> _Exercise instructions_
Count how many lines of the material contain the string "folder", then give that number and nothing more.

···

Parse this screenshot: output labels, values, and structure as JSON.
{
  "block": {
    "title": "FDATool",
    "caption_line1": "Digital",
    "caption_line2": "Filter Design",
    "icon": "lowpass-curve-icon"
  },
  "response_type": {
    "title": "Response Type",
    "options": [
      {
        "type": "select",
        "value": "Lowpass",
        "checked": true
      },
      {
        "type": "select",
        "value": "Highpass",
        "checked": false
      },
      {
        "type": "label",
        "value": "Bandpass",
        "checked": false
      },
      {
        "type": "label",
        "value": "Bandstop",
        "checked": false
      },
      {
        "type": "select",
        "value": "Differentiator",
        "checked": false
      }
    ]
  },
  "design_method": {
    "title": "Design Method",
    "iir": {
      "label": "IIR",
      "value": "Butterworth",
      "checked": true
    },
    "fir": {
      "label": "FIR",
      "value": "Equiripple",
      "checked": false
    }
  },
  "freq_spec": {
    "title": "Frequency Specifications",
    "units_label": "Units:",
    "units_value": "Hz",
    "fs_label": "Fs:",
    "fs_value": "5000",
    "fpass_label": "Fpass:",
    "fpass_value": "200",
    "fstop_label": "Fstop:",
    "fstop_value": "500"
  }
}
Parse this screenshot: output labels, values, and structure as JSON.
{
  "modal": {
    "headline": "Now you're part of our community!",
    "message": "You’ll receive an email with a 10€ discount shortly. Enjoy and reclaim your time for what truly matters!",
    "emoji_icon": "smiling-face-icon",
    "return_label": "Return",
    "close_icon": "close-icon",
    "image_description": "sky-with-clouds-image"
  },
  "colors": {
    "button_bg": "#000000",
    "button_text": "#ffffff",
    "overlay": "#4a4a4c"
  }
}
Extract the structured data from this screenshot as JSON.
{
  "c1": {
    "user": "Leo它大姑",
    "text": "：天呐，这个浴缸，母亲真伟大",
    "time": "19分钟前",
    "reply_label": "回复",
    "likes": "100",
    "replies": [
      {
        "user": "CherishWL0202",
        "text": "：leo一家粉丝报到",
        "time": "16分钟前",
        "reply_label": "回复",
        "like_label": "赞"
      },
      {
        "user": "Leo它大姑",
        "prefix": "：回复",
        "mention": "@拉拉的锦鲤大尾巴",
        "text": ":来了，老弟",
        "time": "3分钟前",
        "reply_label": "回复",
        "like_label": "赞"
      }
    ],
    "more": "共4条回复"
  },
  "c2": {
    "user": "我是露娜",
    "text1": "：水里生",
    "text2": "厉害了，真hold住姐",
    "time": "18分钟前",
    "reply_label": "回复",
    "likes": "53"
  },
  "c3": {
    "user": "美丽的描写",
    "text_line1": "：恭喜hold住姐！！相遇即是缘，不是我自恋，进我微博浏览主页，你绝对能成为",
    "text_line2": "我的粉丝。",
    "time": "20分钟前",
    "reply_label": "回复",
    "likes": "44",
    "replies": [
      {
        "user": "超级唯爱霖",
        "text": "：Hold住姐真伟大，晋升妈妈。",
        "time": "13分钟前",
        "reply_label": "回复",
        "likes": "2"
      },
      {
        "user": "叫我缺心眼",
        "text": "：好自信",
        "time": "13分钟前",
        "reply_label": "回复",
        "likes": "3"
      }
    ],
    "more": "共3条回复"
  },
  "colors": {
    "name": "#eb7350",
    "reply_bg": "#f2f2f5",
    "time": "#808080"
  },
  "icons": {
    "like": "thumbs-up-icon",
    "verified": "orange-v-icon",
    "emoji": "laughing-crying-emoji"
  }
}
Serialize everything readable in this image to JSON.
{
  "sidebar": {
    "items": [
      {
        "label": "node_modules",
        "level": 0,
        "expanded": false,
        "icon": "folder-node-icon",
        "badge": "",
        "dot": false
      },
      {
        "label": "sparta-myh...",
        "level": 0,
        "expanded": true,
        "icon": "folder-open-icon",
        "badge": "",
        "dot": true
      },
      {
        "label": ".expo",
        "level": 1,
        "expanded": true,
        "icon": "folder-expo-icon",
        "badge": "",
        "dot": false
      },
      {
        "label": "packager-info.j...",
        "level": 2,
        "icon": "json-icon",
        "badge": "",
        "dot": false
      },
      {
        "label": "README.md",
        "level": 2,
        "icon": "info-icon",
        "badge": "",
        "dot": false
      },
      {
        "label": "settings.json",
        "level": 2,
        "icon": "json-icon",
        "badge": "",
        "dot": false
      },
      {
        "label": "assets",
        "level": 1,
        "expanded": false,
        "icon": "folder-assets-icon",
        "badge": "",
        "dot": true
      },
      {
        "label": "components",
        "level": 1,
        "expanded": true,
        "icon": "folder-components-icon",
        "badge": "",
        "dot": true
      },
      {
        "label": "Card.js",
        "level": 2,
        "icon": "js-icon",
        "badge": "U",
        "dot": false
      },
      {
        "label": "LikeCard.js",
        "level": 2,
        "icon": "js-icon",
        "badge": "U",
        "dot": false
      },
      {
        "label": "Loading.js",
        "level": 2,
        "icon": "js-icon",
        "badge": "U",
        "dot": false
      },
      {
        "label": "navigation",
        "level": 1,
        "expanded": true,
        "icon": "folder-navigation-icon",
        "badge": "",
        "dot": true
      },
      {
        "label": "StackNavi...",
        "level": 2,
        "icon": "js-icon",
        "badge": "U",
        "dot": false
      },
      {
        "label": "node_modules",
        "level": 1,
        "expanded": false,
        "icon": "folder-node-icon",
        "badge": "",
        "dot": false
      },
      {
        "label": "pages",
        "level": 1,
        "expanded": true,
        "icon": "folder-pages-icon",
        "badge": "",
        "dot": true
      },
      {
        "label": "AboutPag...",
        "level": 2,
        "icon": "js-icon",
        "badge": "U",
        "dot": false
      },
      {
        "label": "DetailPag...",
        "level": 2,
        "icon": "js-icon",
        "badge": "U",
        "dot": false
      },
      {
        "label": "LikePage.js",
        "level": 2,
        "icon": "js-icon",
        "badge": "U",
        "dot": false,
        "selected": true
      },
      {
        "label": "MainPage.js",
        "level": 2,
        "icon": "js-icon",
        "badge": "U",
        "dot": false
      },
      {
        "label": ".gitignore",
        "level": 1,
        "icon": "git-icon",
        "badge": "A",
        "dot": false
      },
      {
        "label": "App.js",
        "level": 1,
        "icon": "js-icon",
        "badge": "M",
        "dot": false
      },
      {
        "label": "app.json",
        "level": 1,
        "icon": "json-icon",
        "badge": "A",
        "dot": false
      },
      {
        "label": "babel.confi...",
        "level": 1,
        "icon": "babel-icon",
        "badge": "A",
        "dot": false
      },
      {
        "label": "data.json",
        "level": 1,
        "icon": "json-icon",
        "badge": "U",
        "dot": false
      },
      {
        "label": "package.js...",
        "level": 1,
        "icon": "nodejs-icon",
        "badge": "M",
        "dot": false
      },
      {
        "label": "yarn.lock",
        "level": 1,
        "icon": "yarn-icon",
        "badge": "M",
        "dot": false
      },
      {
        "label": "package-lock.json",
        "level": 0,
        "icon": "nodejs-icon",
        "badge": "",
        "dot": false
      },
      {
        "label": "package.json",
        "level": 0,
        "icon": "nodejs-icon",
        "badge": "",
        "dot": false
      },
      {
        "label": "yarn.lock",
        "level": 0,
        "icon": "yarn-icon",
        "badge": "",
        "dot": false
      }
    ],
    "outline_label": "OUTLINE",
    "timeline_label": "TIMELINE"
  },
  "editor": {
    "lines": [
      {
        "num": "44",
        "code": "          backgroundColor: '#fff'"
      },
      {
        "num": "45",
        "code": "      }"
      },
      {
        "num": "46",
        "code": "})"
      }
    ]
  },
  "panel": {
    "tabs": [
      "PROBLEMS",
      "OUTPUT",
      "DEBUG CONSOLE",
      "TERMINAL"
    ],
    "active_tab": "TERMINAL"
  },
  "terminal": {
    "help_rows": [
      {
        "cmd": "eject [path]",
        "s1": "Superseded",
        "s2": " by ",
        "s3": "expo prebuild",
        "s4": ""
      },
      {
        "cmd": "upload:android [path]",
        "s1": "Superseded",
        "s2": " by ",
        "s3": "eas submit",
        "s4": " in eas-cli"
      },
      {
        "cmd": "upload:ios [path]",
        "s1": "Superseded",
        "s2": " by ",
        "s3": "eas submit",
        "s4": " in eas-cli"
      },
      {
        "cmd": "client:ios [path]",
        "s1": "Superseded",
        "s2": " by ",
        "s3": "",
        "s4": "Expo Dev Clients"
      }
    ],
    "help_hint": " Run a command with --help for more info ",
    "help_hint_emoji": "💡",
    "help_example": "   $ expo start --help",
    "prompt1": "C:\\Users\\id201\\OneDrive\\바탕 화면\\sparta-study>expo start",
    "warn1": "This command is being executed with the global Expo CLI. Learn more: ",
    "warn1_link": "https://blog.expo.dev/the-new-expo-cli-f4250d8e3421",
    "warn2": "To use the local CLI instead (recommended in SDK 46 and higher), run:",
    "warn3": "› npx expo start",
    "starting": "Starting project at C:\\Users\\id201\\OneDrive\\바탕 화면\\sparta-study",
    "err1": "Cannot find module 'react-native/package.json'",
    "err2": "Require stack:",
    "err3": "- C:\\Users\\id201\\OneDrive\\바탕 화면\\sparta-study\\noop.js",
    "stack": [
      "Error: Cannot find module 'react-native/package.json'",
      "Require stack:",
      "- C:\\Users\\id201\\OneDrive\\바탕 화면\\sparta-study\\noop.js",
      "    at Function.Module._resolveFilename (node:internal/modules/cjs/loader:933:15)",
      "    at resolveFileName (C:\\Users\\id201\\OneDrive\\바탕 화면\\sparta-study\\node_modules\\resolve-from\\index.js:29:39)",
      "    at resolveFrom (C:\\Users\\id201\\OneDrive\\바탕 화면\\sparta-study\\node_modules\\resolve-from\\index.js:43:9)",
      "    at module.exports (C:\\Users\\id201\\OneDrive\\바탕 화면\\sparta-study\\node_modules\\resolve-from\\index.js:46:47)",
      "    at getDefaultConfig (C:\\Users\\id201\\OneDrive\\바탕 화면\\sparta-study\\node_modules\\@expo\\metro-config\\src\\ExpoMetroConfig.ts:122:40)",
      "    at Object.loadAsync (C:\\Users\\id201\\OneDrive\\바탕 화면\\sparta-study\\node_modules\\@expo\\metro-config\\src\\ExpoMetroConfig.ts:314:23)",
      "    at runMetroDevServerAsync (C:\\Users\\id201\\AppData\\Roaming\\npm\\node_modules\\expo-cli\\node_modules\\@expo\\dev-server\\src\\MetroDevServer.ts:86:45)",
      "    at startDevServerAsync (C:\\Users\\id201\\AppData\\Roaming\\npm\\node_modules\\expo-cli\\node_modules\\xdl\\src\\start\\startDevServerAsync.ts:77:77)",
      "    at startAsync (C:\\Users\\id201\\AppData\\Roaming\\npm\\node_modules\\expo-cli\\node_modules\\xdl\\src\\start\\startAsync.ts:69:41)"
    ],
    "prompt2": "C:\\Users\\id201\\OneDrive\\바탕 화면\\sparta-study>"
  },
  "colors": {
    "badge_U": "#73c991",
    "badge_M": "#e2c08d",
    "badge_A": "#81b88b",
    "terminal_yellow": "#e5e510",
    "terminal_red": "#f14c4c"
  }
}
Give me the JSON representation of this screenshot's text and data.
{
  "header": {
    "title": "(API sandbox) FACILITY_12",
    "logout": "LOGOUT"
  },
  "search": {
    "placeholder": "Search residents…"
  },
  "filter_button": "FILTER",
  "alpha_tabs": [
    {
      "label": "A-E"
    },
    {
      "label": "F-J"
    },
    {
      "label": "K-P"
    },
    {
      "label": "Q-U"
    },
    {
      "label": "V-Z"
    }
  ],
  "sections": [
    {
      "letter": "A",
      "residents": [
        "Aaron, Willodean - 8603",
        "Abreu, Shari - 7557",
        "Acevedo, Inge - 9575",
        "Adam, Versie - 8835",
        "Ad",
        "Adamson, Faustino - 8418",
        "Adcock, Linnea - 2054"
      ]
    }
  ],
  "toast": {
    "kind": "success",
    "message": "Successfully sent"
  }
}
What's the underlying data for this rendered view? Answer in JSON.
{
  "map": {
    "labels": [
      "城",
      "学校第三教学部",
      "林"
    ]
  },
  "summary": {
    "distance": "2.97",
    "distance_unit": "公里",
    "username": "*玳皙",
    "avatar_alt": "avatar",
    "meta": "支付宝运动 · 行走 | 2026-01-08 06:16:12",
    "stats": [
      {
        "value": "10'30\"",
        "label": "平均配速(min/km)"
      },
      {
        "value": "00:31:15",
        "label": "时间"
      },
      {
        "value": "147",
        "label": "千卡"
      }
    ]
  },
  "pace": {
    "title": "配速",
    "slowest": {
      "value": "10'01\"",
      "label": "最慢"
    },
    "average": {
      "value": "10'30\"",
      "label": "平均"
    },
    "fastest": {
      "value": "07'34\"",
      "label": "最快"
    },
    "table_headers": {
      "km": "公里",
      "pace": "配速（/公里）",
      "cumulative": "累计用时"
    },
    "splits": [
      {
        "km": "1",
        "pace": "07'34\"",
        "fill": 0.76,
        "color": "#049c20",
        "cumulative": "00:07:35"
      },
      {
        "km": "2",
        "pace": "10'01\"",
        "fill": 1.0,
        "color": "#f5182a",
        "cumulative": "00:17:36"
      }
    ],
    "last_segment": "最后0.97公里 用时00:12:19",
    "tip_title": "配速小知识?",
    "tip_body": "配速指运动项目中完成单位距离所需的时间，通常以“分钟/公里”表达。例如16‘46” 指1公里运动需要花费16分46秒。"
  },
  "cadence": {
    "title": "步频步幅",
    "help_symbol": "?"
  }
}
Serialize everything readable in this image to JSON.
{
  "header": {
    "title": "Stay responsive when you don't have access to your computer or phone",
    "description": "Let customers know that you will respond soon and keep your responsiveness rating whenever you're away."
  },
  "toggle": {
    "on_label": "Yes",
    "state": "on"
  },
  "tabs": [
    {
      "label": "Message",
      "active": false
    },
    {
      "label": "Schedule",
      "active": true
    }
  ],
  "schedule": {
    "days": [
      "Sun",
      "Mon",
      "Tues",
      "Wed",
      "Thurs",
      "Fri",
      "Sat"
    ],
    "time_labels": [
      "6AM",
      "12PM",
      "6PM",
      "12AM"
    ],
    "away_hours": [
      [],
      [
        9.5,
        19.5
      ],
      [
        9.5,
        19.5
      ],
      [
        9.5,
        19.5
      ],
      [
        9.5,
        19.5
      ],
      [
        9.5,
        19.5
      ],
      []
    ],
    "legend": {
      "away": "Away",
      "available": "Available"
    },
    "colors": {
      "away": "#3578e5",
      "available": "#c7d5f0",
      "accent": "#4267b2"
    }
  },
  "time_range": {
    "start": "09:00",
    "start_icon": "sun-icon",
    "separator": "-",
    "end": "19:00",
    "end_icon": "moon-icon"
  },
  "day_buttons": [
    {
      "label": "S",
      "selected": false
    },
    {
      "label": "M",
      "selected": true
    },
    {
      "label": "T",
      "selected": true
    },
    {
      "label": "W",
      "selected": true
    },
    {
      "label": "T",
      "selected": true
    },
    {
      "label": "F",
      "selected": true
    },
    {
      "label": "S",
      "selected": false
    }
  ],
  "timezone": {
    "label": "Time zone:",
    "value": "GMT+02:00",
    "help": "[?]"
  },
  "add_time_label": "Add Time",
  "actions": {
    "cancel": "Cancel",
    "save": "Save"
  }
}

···

> _Written solution_
8